Monet, right, in his garden at Giverny, 1922.In 2004, London, the Parliament, Effects of Sun in the Fog (Londres, le Parlement, trouée de soleil dans le brouillard) (1904), sold for U.S. $20.1 million. In 2006, the journal Proceedings of the Royal Society published a paper providing evidence that these were painted in situ at St Thomas' Hospital over the river Thames.
Falaises près de Dieppe (Cliffs near Dieppe) has been stolen on two separate occasions. Once in 1998 (in which the museum's curator was convicted of the theft and jailed for five years along with two accomplices) and most recently in August 2007. It was recovered in June 2008.
Monet's Le Pont du chemin de fer à Argenteuil, an 1873 painting of a railway bridge spanning the Seine near Paris, was bought by an anonymous telephone bidder for a record $ 41.4 million at Christie's auction in New York on 6 May 2008. The previous record for his painting stood at $ 36.5 million. Le bassin aux nymphéas (from the water lilies series) sold at Christie's 24 June 2008, lot 19, for £36,500,000 ($71,892,376.34) (hammer price) or £40,921,250 ($80,451,178) with fees, setting a new auction record for the artist.

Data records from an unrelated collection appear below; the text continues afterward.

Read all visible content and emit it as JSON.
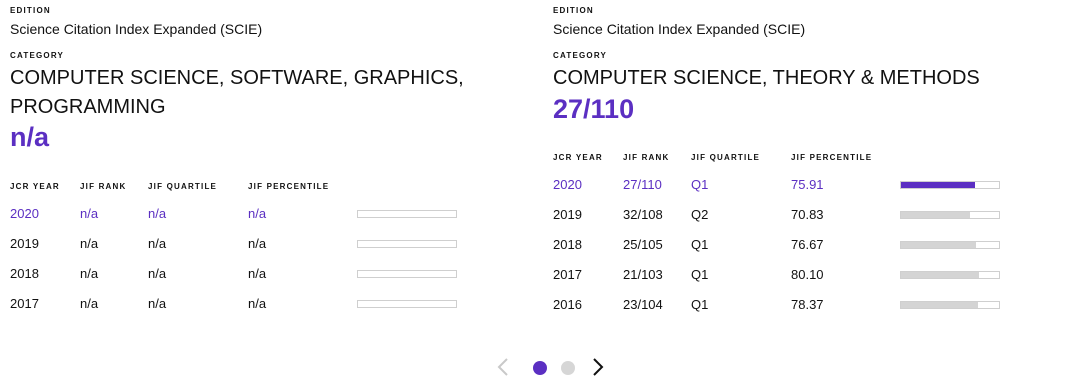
{
  "cards": [
    {
      "edition_label": "EDITION",
      "edition_value": "Science Citation Index Expanded (SCIE)",
      "category_label": "CATEGORY",
      "category_name": "COMPUTER SCIENCE, SOFTWARE, GRAPHICS, PROGRAMMING",
      "rank": "n/a",
      "headers": [
        "JCR YEAR",
        "JIF RANK",
        "JIF QUARTILE",
        "JIF PERCENTILE"
      ],
      "rows": [
        {
          "year": "2020",
          "rank": "n/a",
          "quartile": "n/a",
          "percentile": "n/a",
          "fill": 0,
          "current": true
        },
        {
          "year": "2019",
          "rank": "n/a",
          "quartile": "n/a",
          "percentile": "n/a",
          "fill": 0,
          "current": false
        },
        {
          "year": "2018",
          "rank": "n/a",
          "quartile": "n/a",
          "percentile": "n/a",
          "fill": 0,
          "current": false
        },
        {
          "year": "2017",
          "rank": "n/a",
          "quartile": "n/a",
          "percentile": "n/a",
          "fill": 0,
          "current": false
        }
      ]
    },
    {
      "edition_label": "EDITION",
      "edition_value": "Science Citation Index Expanded (SCIE)",
      "category_label": "CATEGORY",
      "category_name": "COMPUTER SCIENCE, THEORY & METHODS",
      "rank": "27/110",
      "headers": [
        "JCR YEAR",
        "JIF RANK",
        "JIF QUARTILE",
        "JIF PERCENTILE"
      ],
      "rows": [
        {
          "year": "2020",
          "rank": "27/110",
          "quartile": "Q1",
          "percentile": "75.91",
          "fill": 75.91,
          "current": true
        },
        {
          "year": "2019",
          "rank": "32/108",
          "quartile": "Q2",
          "percentile": "70.83",
          "fill": 70.83,
          "current": false
        },
        {
          "year": "2018",
          "rank": "25/105",
          "quartile": "Q1",
          "percentile": "76.67",
          "fill": 76.67,
          "current": false
        },
        {
          "year": "2017",
          "rank": "21/103",
          "quartile": "Q1",
          "percentile": "80.10",
          "fill": 80.1,
          "current": false
        },
        {
          "year": "2016",
          "rank": "23/104",
          "quartile": "Q1",
          "percentile": "78.37",
          "fill": 78.37,
          "current": false
        }
      ]
    }
  ],
  "carousel": {
    "prev_icon": "chevron-left-icon",
    "next_icon": "chevron-right-icon",
    "active_index": 0,
    "dot_count": 2,
    "colors": {
      "accent": "#5b2fc2",
      "inactive_dot": "#d6d6d6",
      "bar_fill": "#d4d4d4"
    }
  }
}
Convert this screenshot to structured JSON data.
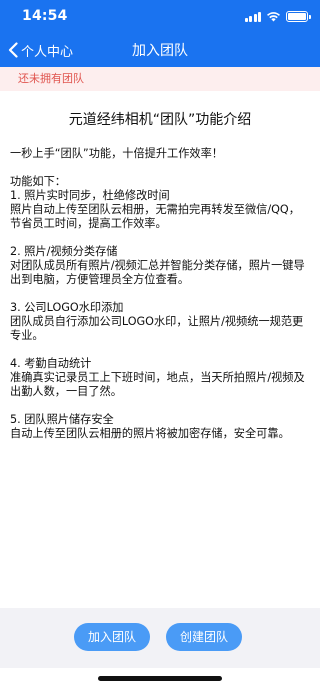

Nympheas - Water Lilies sold for USD 71,846,600. . This was one of the highest prices paid for Monet's work.